12- Geography & Food Variety
It wasn’t only trading that influenced China’s direction. China’s geography played a part too.
For example, the waterways, rivers, and canals between regions made it easy to exchange goods and foods.
Know that the land’s sheer landscape and physical characteristics led to a massive variety of food and vegetables, only a handful of which exists outside of China.
13- Ongoing Transformation
During this time, Chinese food underwent a considerable transformation and has never stopped evolving since then.
This development should not be surprising as food preparation is constantly in flux.
People move around, travel, adopt and adapt to their circumstances based on what’s available and how much it costs.
14- Living Circumstances
How they live, their living circumstances and the available tools and utensils are also relevant. For example, migrants with a reduced set of functional foods can blend different foods with other local foods.
Humans have always adapted.
15- Traditions and Beliefs
In China, people’s actions tend to be more purposeful, based on the rules and beliefs of society.
16- The Power of Food
There is much more to Chinese food than simply eating it. For example, food gives Chi (the vital force necessary for every living being).
It is responsible for maintaining the yin and yang, all underpinned by Traditional Chinese Medicine and the I Ching, an ancient divination text, held in high regard by the Chinese.
17- Aroma, Texture, Taste & Colour
Judging by the pleasing visuals of Chinese food, it is unmistakable that the Chinese judged the food not only for its aroma, texture and taste but also its colour.
18- The Four Natures & Five Tastes
Chinese meals reflect The Four Natures (hot, warm, cool and cold) and The Five Tastes (pungent, sweet, sour, bitter) with a purpose behind the food salty).
19- Outside Influences
The Portuguese and Spanish introduced chilli peppers, potatoes and corn into China. All of these now form a part of many signature Chinese dishes.
20- China’s Popular Cuisines
China boasts eight popular cuisines – Canton, Sichuan, Hunan, Fujian, Zhejiang, Anhui, Jiangsu and Shandong.

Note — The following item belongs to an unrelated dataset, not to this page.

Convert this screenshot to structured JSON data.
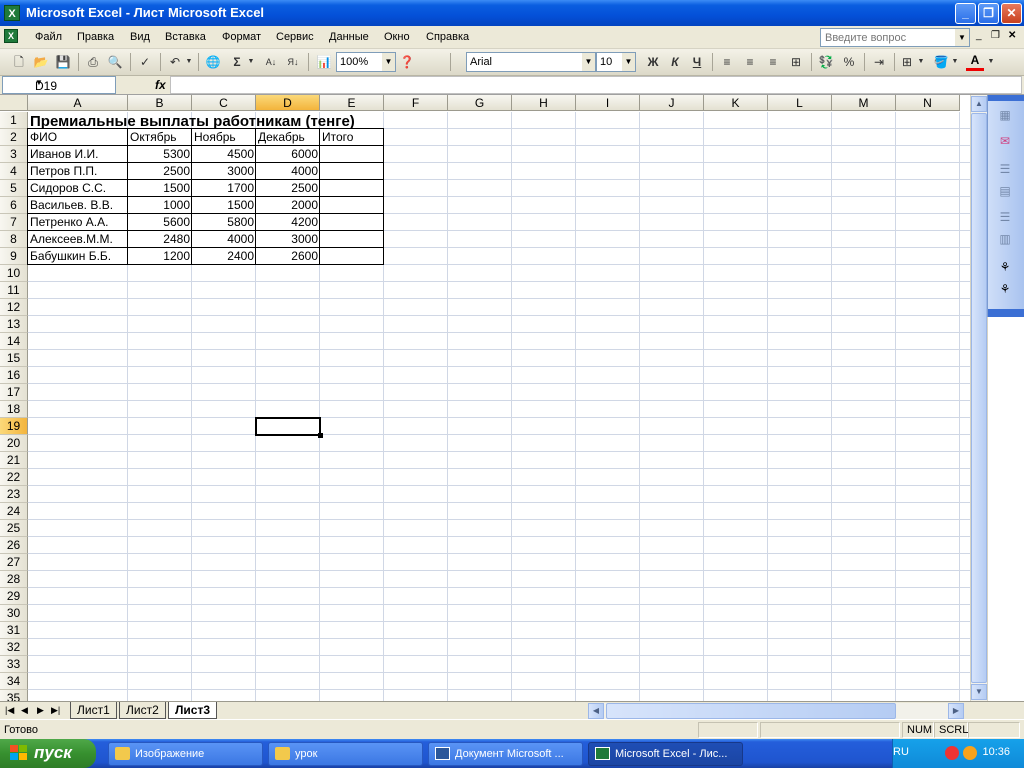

Finally – Chinese cuisine is one of the most popular food types globally. This article discussed historical facts that underpin “Chinese” food and how the food-preparation methods evolved.
We also identified the different regional cuisines within China that are well-known for their unique flavours and ingredients. I was only aware of Cantonese and Sichuan cuisines.
It should be clear that China’s path to great food with its inbuilt sophistication, diversity, variety and culture, while not dissimilar to the way other countries have taken, is unique and characteristically thoughtful.
Other modern newer food sources offer alternatives to cuisines that effectively hack our senses with food that make money but offer less nutrition, creativeness and health – more pity us.
If you have any thoughts, be sure to leave them in the comments section below.